• [DESCRIPTION OF THE TASK] From the entries below, count the lines with "this". Write only the count.

[Component data from apps and pages]
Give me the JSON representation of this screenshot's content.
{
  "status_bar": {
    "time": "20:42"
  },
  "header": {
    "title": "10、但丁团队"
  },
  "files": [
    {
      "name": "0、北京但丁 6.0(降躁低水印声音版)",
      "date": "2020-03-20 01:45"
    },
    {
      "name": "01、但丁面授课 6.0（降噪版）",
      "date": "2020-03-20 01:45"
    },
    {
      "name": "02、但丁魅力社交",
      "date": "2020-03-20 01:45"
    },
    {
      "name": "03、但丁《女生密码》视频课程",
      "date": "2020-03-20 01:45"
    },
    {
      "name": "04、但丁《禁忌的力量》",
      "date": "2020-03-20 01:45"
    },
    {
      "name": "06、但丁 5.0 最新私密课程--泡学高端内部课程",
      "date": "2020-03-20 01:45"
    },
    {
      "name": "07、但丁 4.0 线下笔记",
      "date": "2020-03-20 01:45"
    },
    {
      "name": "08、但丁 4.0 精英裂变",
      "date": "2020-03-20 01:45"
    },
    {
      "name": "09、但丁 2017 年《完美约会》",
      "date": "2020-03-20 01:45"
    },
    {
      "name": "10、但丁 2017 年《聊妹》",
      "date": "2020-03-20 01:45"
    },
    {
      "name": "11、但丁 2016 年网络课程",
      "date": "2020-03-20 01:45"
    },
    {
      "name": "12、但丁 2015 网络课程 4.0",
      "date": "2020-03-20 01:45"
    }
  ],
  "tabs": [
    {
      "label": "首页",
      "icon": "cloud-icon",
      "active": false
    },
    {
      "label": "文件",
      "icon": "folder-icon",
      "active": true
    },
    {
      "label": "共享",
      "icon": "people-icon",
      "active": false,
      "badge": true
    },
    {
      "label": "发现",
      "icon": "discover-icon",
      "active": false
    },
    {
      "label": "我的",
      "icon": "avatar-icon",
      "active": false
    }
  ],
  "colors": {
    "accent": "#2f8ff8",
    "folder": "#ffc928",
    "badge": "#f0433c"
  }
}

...

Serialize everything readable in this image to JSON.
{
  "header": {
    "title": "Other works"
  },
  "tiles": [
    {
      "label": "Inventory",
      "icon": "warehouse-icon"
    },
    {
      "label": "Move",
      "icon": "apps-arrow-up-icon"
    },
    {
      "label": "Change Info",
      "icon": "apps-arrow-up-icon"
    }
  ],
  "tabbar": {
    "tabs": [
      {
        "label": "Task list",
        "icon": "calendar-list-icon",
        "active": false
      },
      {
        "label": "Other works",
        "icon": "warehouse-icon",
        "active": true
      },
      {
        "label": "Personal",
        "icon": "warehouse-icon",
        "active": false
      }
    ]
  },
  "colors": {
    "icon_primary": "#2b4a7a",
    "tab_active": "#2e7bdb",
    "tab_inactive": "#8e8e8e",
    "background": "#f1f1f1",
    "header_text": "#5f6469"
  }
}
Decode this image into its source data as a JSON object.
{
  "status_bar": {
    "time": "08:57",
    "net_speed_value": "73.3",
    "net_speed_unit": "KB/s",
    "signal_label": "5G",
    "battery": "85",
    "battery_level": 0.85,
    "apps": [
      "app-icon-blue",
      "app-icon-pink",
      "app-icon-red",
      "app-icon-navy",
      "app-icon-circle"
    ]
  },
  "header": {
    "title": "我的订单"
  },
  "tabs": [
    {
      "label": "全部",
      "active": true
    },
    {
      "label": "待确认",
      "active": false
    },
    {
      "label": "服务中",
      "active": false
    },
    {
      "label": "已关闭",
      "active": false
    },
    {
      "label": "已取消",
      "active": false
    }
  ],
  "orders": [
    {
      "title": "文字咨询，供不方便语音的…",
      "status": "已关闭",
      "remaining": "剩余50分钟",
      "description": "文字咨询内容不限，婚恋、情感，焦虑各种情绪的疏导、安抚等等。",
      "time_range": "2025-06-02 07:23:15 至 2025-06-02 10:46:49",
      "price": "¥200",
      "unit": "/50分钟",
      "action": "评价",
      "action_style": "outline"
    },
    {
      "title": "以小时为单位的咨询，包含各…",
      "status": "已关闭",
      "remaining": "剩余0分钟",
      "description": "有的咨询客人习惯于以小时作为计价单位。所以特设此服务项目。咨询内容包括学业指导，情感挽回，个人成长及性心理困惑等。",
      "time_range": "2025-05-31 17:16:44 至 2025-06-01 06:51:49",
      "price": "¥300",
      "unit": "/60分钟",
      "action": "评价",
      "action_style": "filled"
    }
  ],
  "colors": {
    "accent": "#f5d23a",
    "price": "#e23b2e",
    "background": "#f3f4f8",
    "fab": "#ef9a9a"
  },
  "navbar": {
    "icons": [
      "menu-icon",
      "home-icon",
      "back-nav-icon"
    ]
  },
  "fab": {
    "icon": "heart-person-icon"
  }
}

• [RESULT OF THE EXERCISE] 3